For years now I have been using Ubuntu as a server OS for developing, testing, and debugging various bits of code I’ve worked on. Throughout those many months and years I have tried… really tried… to also use Linux as my main desktop OS. Ubuntu as been close, but “not quite there”, and Fedora has been really really close.
Well, it looks like Ubuntu 12.04 is finally there for me. Two things I have noticed: it is quick as hell on my system. Some people have complained about boot times being slower than 11.10, but for me they are much quicker. Still not quite as good as 10.04, the last LTS release, but considering all the new functionality; I’d say 20-30 seconds boot on a HDD ain’t too shabby.
It is also stable. I’ve only encountered tiny little issues here and there, but nothing critical at all. Compared to 11.10 it is like night and day. One of the biggest changes with 11.10 (and debian 6, really) was a modification to the networking stacks to supposedly “make them easier” to use. Quite frankly I hated the change and it made it really difficult to use. For me at least, 12.04 fixes those issues for the most part.
I’ll go out on a limb and also say I like Unity. Some hate it – some love it – but I don’t mind it in the least bit. It reminds me of OS X, and at least it isn’t a complete shift to a full touch friendly interface like Windows 8 Metro (yuck!). The one bit that annoys the hell out of me is you can’t click on an icon and have it hide all the windows for the application – sort of like the OS X dock or Windows 7 launchbar. From looking at various forums it looks like the devs aren’t interested in implementing that idea – but there’s also hundreds of people asking for it… so who knows what’ll happen there.
All in all I really like this release – and I’ve slowly been switching over to it as my main Desktop system. Just last night I setup a windows 7 VM in VirtualBox to run various Adobe apps, QuickBooks, and a few other programs that I need on a daily basis (Wine sucks, always has, always will…. I’m sorry! VM all the way!). Of course I will keep windows 7 installed as well, for my Oblivion & Skyrim addictions.

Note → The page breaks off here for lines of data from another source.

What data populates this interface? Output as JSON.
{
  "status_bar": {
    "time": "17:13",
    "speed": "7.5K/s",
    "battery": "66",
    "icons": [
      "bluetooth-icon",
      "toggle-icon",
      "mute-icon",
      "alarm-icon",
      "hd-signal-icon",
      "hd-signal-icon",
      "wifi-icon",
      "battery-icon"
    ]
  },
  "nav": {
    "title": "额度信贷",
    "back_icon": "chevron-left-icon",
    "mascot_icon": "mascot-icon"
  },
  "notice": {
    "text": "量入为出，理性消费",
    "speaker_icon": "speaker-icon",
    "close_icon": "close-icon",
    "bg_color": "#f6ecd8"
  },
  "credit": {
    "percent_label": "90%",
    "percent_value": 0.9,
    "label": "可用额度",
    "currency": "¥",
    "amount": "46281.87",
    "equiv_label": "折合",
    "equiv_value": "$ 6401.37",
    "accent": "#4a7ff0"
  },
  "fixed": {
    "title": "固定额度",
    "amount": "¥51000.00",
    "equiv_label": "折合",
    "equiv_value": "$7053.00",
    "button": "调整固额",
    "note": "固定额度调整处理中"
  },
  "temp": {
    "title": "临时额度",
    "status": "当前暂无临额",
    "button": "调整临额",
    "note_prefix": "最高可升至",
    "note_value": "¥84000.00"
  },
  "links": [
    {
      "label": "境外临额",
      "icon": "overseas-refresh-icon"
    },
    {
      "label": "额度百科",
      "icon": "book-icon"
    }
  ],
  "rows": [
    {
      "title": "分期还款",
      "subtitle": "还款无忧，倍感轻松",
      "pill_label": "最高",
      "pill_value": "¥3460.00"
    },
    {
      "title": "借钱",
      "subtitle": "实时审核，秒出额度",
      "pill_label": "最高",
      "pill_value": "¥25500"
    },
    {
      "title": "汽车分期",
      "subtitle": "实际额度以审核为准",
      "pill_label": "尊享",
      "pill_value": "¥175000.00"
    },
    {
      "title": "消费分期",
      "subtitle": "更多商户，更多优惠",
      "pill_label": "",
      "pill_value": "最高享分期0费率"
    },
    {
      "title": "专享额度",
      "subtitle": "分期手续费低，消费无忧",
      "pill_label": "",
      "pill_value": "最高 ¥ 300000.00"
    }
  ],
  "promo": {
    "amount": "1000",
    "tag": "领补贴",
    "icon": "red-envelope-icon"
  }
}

The interesting thing will be when I move Windows over to my slower HDDs and move Ubuntu onto my nice fast 750 gig drive. It runs really well on my crap old seagate ones… and I can’t wait to get it onto a drive that is almost twice as fast (100 mbyte/s vs 60 mbyte/s. Haven’t yet switched to SSDs… but maybe one of these days I will.
My scorecard for Ubuntu 12.04 looks like this:
- Stability – 9/10 – It’s Linux.
- Ease of use – 7/10 – Damn Linux driver issues are annoying, but everything else is great!
- Compatibility – 7/10 – Damn driver issues
- Apps – 6/10 – It doesn’t support many commercial apps (Adobe, QuickBooks, Office, etc) natively, but the free/cheap apps on the store are pretty good.
- Security – 10/10 – It’s Linux.
- Overall – 9/10 – It’s a free OS that works really well.
I’ve personally used Linux on and off for over 10 years now, and compared to 10 years ago it has really come a long way. I can’t wait to see where it is at in another 5-10 years… especially with Apple going completely insane (I’m a fan boy… but even I’ll admit they are annoying the eff out of me), and Microsoft making love to their new touch interface. Due to those risky consumer-orientated changes, I honestly believe there’s a huge subset of the population… the pro users… who will push to have more commercial grade apps brought to Linux in the next few years.
If you don’t believe me – just ask any pro user or IT guy what they think about Windows 8 Metro, or Mountain Lion (or Apple’s inability to update their mac lines). I bet you will find nearly unanimous disgust for them.